One bit from the Conclusion section:
Climate proxy research provides an aggregate, broad perspective on questions regarding the reality of Little Ice Age, Medieval Warm Period and the 20th century surface thermometer global warming. The picture emerges from many localities that both the Little Ice Age and Medieval Warm epoch are widespread and near-synchronous phenomena, as conceived by Bryson et al. (1963), Lamb (1965) and numerous researchers since. Overall, the 20th century does not contain the warmest anomaly of the past millennium in most of the proxy records, which have been sampled world-wide. Past researchers implied that unusual 20th century warming means a global human impact. However, the proxies show that the 20th century is not unusually warm or extreme.
Basically what they have done is taken the ‘rubber ruler’ of a spliced proxy-instrumental approach, shown that it is error prone (i.e. useless) and then taken an all-proxy approach that finds nothing is out of whack at all.
I can certainly see where that will just cause the Warmers to howl and thrash around in anger. Which likely explains all their howling and thrashing and desire to trash anyone involved, nearby bystanders, and anyone who reads the paper… Which leads me to:
A New Metric
I think there is a valuable metric that can be applied to Climate Science (and Climate ‘science’) papers. The “Woman Scorned” metric.
(From the well known folks wisdom “Hell hath no fury like a woman scorned!” see:
“Heaven has no rage like love to hatred turned, Nor hell a fury like a woman scorned,” spoken by Zara in Act III, Scene VIII. (This is usually paraphrased as “Hell hath no fury like a woman scorned”)
(Or in this case a ‘Cranky Climate Warrior’ rhetorical “woman scorned”)
Simply look at how “outraged”, furious, angry and totally upset they are, and you know how good the paper is. Any added insults “to the person” via attempts to get them fired, have their funding revoked, block publication, or sue them ought to add additional points. I’d suggest as a starting formula, that “general fury” be graded on a 1 to 10 scale, then for each additional major assault on the authors, another 10 points be added.
On this scale I think as a rough first cut, this paper would rank 10+10+10+10 (they could not block publication as it is a ‘done deal’ and I think there was talk of a law suit, but don’t know if anything came of it). So that makes it a 40 score out of 50 possible. I think.
As a future enhancement, one could assign negative points for the praise heaped on steaming piles of nonsense, and in that way get the Warmista papers ranked as well. But that I’ll leave for others to design.

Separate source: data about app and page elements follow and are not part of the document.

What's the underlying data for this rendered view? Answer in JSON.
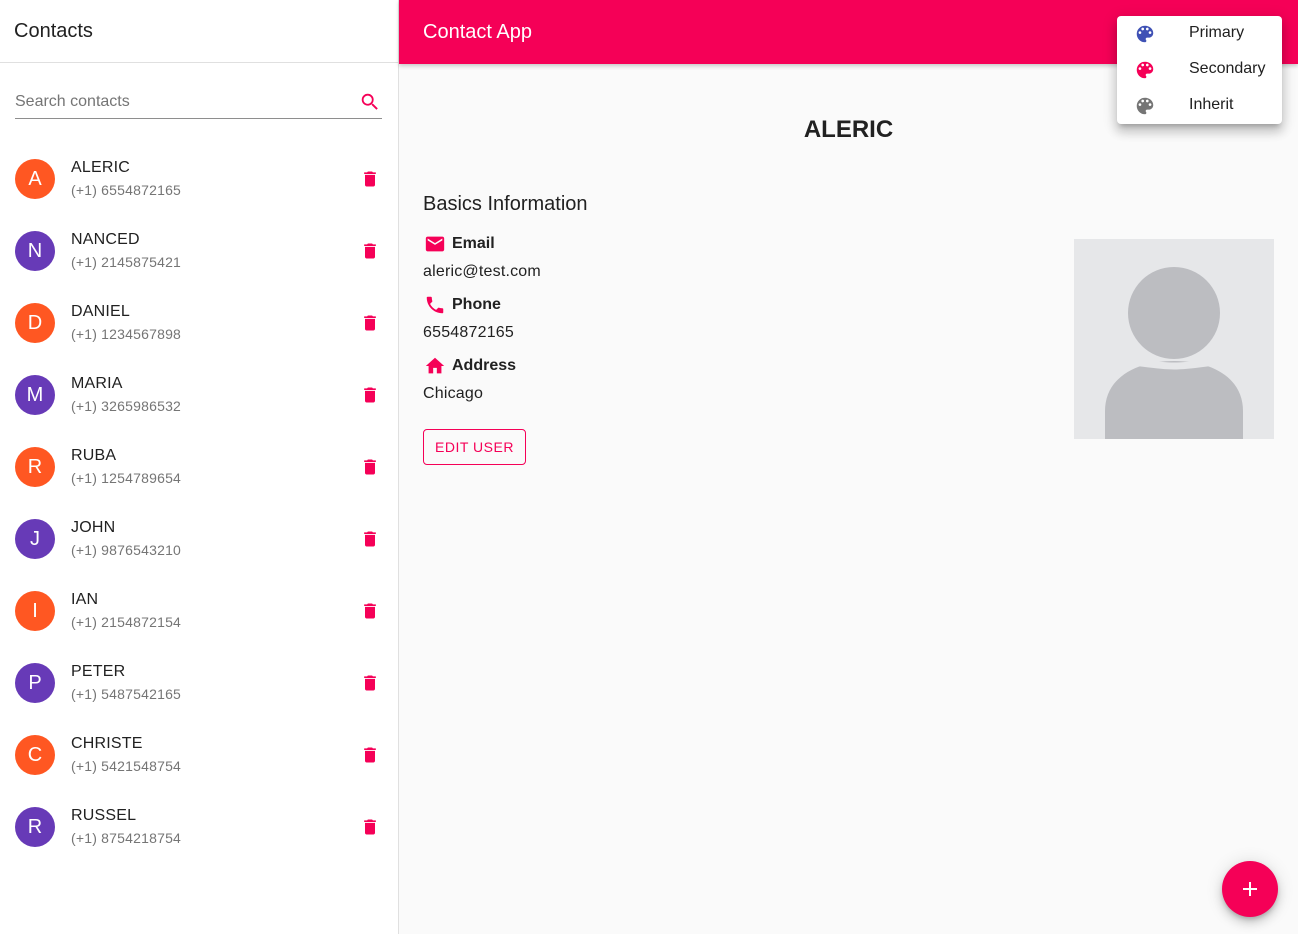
{
  "sidebar": {
    "title": "Contacts",
    "search": {
      "placeholder": "Search contacts",
      "value": ""
    },
    "contacts": [
      {
        "initial": "A",
        "name": "ALERIC",
        "phone": "(+1) 6554872165",
        "color": "#ff5722"
      },
      {
        "initial": "N",
        "name": "NANCED",
        "phone": "(+1) 2145875421",
        "color": "#673ab7"
      },
      {
        "initial": "D",
        "name": "DANIEL",
        "phone": "(+1) 1234567898",
        "color": "#ff5722"
      },
      {
        "initial": "M",
        "name": "MARIA",
        "phone": "(+1) 3265986532",
        "color": "#673ab7"
      },
      {
        "initial": "R",
        "name": "RUBA",
        "phone": "(+1) 1254789654",
        "color": "#ff5722"
      },
      {
        "initial": "J",
        "name": "JOHN",
        "phone": "(+1) 9876543210",
        "color": "#673ab7"
      },
      {
        "initial": "I",
        "name": "IAN",
        "phone": "(+1) 2154872154",
        "color": "#ff5722"
      },
      {
        "initial": "P",
        "name": "PETER",
        "phone": "(+1) 5487542165",
        "color": "#673ab7"
      },
      {
        "initial": "C",
        "name": "CHRISTE",
        "phone": "(+1) 5421548754",
        "color": "#ff5722"
      },
      {
        "initial": "R",
        "name": "RUSSEL",
        "phone": "(+1) 8754218754",
        "color": "#673ab7"
      }
    ]
  },
  "appbar": {
    "title": "Contact App",
    "color": "#f50057"
  },
  "detail": {
    "name": "ALERIC",
    "section_title": "Basics Information",
    "email_label": "Email",
    "email": "aleric@test.com",
    "phone_label": "Phone",
    "phone": "6554872165",
    "address_label": "Address",
    "address": "Chicago",
    "edit_label": "EDIT USER"
  },
  "menu": {
    "items": [
      {
        "label": "Primary",
        "icon": "palette-icon",
        "color": "#3f51b5"
      },
      {
        "label": "Secondary",
        "icon": "palette-icon",
        "color": "#f50057"
      },
      {
        "label": "Inherit",
        "icon": "palette-icon",
        "color": "#757575"
      }
    ]
  },
  "colors": {
    "accent": "#f50057",
    "orange": "#ff5722",
    "purple": "#673ab7"
  }
}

One hopes that someone will put up a page (someone who knows the literature better than I do and can pull out the “big ones” from memory) where they list the major papers, and assign the Woman-Scorned index score to them. In cases where finer grain sorting is needed, the bonus “10” can be graded into single digits. So “talk of a suit” might rank a 1 or 2 while “actual suit in court” gets the full 10. In this way would could have a quick and easy reference to just which papers were the most important to read, print out, hand to friends, and graffiti on the sides of IPCC bound jets…